But instead of “plucking” the string by injecting a noise pulse into it, we’ve placed a jet driver at the pick point. We’ve summed the outputs of the delays, divided them in half, and then added them to the input air pressure. This feeds the jet driver. The output of the jet driver goes back into both delay lines. This kind of model is called a “blown string”. It’s an attempt to model a conical bore in an inexpensive way.
Cylindrical and conical bores
It’s the cylindrical bore of a clarinet that gives it that “woody” sound. This is because the straight bore supports only odd harmonics (more or less). The conical bores of saxophones, oboes, and bassoons are the reason that their sounds include even harmonics.
There are two common ways to model conical bores. The “physical” way is to create something called a Kelly-Lochbaum filter, containing dozens of tiny delay lines, adders, and multipliers. Using this method, any shape of bore can be created.
We don’t have a Kelly-Lochbaum module in the G2, so we’ll use the “non-physical” way: the blown string. It can’t do everything a Kelly-Lochbaum filter can do, but it’s enough to create even harmonics, and we can do the rest with EQ.
We’ll control the “shape” of our bore by controlling the ratio of the delay line lengths, via the Pan knob on the “Splitter” Pan module. If the knob is in the center, the two lengths are equal, and our pipe sounds woody, like a clarinet. But if one length is longer than the other, the sound begins to include even harmonics. Varying this control is a lot like varying the pulse width of a pulse-wave oscillator. Regardless of the position of the Pan knob, the total length of the loop remains the same, and this is why the pitch doesn’t change when the Pan knob is moved.
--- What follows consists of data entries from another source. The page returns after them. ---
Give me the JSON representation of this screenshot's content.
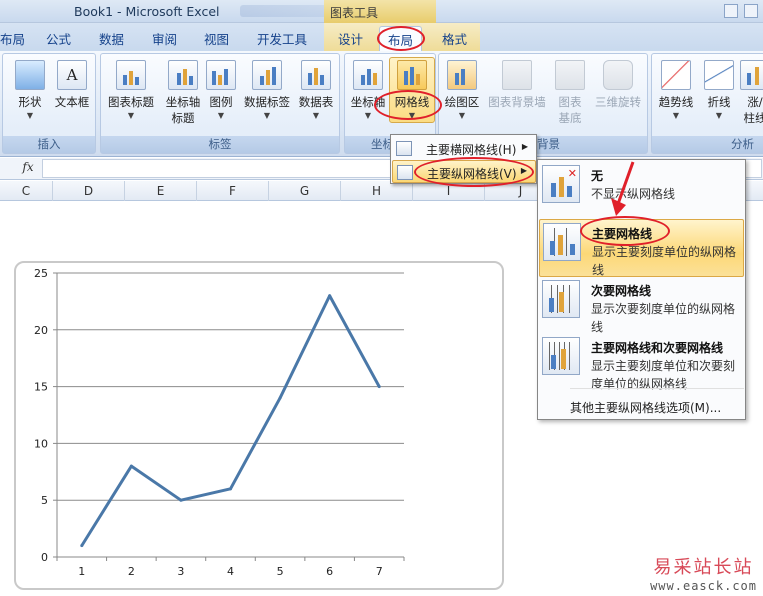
{
  "window": {
    "title": "Book1 - Microsoft Excel",
    "context_tab_title": "图表工具"
  },
  "tabs": [
    "布局",
    "公式",
    "数据",
    "审阅",
    "视图",
    "开发工具",
    "设计",
    "布局",
    "格式"
  ],
  "ribbon": {
    "groups": [
      {
        "label": "插入",
        "buttons": [
          "形状",
          "文本框"
        ]
      },
      {
        "label": "标签",
        "buttons": [
          "图表标题",
          "坐标轴\n标题",
          "图例",
          "数据标签",
          "数据表"
        ]
      },
      {
        "label": "坐标",
        "buttons": [
          "坐标轴",
          "网格线"
        ]
      },
      {
        "label": "背景",
        "buttons": [
          "绘图区",
          "图表背景墙",
          "图表\n基底",
          "三维旋转"
        ]
      },
      {
        "label": "分析",
        "buttons": [
          "趋势线",
          "折线",
          "涨/\n柱线"
        ]
      }
    ]
  },
  "formula_bar": {
    "fx": "fx"
  },
  "columns": [
    "C",
    "D",
    "E",
    "F",
    "G",
    "H",
    "I",
    "J"
  ],
  "gridlines_menu": {
    "items": [
      {
        "label": "主要横网格线(H)"
      },
      {
        "label": "主要纵网格线(V)"
      }
    ]
  },
  "vertical_gridlines_submenu": {
    "options": [
      {
        "title": "无",
        "desc": "不显示纵网格线"
      },
      {
        "title": "主要网格线",
        "desc": "显示主要刻度单位的纵网格线"
      },
      {
        "title": "次要网格线",
        "desc": "显示次要刻度单位的纵网格线"
      },
      {
        "title": "主要网格线和次要网格线",
        "desc": "显示主要刻度单位和次要刻度单位的纵网格线"
      }
    ],
    "more": "其他主要纵网格线选项(M)..."
  },
  "watermark": {
    "line1": "易采站长站",
    "line2": "www.easck.com"
  },
  "colors": {
    "line": "#4a78a8",
    "annotation": "#e0202a"
  },
  "chart_data": {
    "type": "line",
    "categories": [
      "1",
      "2",
      "3",
      "4",
      "5",
      "6",
      "7"
    ],
    "values": [
      1,
      8,
      5,
      6,
      14,
      23,
      15
    ],
    "ylim": [
      0,
      25
    ],
    "yticks": [
      0,
      5,
      10,
      15,
      20,
      25
    ],
    "title": "",
    "xlabel": "",
    "ylabel": "",
    "grid": "horizontal major"
  }
}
The delays are tuned using an old trick from the original Nord Modular: the Level Scaler Module. This module can be linked to the keyboard and adjusted to output a -6dB/octave slope. Since -6dB represents a 50% reduction, and since we want the delay line to become 50% shorter with each increasing octave, this module is perfect for the task.
The control parameters
This model has 5 control parameters. They are: